### TASK ITEM:
Check every line below for the word "skapa" and give only the number of lines where it appears.

BEGIN INPUT DATA

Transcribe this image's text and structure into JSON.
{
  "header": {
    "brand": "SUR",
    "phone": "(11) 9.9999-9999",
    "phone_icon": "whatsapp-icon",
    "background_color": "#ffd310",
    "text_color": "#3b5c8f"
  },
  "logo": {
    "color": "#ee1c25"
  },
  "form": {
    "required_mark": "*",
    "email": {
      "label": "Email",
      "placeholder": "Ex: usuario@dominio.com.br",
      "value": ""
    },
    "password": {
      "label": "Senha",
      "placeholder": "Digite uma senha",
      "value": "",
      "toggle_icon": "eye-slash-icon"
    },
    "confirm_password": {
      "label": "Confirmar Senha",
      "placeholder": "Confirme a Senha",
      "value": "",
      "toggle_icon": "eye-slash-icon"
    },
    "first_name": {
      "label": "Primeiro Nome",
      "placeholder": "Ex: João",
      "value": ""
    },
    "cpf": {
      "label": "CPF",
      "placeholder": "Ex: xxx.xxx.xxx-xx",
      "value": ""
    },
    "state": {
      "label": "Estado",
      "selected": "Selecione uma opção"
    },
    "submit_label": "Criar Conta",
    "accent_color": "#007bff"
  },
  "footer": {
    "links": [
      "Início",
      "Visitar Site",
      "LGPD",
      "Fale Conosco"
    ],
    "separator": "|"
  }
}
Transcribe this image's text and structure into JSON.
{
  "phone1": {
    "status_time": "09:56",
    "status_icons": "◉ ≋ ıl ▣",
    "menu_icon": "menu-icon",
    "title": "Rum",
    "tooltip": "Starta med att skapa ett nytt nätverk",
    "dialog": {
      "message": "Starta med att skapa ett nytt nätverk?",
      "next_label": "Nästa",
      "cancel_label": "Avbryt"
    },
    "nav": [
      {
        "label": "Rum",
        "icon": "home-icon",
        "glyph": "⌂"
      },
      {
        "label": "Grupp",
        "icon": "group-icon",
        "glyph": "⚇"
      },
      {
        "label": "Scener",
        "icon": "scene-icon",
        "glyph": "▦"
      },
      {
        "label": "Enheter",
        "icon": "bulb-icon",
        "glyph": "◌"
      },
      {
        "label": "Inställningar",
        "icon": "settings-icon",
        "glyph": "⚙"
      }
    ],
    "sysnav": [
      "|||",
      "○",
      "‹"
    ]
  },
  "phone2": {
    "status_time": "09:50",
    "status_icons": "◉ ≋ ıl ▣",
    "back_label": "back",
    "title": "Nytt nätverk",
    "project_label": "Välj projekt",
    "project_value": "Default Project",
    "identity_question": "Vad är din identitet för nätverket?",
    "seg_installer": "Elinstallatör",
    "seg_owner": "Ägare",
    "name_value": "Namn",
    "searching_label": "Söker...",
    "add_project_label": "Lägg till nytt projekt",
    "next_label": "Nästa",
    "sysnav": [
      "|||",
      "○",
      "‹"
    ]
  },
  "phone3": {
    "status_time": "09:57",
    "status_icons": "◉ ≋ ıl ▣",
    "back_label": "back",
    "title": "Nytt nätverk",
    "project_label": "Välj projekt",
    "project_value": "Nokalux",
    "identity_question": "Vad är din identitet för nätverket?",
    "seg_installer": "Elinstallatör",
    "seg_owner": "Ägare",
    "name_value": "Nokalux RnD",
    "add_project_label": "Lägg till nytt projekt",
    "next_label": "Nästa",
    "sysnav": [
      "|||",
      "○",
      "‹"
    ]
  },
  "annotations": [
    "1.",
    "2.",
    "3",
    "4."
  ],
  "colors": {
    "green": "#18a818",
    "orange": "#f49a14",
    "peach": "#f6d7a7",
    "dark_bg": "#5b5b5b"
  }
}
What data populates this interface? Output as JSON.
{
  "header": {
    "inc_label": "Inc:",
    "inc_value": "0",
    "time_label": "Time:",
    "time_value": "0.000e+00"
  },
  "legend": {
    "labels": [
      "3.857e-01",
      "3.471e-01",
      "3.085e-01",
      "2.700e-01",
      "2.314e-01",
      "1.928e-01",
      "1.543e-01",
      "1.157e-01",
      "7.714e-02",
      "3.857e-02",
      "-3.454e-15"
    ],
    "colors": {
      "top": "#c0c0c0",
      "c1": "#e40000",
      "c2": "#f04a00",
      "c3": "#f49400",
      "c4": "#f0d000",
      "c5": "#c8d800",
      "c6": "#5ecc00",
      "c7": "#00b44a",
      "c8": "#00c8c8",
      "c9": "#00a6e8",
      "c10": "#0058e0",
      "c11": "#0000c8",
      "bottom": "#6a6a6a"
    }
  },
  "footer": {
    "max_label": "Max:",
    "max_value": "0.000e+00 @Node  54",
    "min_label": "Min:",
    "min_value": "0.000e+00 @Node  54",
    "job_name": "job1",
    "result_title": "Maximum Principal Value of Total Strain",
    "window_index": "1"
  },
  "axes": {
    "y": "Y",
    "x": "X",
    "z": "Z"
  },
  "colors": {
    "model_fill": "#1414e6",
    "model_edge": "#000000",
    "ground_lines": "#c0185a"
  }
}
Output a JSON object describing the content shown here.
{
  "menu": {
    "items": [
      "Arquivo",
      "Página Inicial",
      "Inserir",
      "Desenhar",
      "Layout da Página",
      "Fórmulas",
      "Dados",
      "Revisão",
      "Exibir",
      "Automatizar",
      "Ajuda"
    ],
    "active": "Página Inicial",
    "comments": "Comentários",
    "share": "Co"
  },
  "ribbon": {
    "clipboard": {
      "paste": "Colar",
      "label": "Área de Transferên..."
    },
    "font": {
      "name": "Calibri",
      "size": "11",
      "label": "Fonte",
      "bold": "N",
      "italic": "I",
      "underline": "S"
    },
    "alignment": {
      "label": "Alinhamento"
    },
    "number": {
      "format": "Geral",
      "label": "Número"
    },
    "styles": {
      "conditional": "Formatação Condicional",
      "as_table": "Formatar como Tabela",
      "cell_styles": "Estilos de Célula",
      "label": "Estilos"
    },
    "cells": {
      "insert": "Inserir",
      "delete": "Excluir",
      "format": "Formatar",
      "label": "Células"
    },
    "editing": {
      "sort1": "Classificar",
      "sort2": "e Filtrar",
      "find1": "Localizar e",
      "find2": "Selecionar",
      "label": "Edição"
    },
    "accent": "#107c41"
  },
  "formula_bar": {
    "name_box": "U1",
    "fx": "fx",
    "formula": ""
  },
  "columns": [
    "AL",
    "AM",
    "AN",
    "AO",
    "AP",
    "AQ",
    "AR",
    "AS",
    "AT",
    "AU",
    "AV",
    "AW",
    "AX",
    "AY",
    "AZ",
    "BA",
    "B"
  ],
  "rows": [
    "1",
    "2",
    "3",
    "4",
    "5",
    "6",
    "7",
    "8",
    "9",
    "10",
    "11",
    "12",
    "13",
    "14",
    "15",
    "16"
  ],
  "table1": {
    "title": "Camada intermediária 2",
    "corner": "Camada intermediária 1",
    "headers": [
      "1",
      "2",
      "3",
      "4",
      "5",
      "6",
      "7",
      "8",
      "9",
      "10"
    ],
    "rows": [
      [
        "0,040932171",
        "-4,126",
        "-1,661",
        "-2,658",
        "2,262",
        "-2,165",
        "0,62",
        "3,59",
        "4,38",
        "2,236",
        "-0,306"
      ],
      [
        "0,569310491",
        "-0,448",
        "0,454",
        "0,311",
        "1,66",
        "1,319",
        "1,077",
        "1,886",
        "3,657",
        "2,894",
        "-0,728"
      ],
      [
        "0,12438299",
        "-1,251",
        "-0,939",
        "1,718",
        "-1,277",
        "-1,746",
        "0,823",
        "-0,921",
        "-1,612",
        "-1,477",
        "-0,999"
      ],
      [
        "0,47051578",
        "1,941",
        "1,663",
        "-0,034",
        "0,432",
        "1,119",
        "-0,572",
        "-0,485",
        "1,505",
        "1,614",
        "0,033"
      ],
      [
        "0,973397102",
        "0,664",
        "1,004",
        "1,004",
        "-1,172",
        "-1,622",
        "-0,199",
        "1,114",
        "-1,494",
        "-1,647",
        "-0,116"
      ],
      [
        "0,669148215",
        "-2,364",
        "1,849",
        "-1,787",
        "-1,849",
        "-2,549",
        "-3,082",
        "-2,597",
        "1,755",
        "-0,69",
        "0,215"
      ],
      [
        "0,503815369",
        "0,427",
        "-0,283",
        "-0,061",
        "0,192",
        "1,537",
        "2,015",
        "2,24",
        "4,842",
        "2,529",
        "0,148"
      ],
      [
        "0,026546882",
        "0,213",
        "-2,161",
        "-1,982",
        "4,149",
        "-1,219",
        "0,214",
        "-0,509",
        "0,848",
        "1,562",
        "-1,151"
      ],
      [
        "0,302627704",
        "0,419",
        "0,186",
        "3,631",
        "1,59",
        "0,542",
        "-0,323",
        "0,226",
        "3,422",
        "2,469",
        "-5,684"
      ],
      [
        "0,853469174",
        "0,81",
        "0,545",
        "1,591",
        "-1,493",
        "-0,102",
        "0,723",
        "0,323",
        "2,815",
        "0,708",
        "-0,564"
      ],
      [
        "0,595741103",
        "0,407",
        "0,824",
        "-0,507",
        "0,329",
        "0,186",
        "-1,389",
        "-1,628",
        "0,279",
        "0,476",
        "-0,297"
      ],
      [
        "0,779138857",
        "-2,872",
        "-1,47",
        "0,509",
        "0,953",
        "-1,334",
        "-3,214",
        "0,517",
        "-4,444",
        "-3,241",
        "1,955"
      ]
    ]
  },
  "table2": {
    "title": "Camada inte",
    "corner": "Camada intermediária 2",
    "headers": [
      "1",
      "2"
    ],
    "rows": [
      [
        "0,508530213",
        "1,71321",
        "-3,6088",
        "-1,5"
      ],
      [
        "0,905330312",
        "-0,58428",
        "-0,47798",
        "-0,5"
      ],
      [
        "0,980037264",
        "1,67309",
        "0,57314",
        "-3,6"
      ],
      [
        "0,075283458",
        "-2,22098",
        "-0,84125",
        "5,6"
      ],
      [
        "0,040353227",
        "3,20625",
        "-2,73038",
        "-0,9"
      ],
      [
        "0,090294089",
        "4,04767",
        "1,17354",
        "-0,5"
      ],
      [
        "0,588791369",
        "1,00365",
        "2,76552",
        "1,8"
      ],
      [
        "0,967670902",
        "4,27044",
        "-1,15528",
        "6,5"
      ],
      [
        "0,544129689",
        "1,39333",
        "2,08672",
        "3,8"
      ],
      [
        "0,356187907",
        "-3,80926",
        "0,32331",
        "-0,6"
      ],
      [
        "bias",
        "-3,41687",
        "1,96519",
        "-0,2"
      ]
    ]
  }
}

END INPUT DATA

### YOUR RESPONSE:
2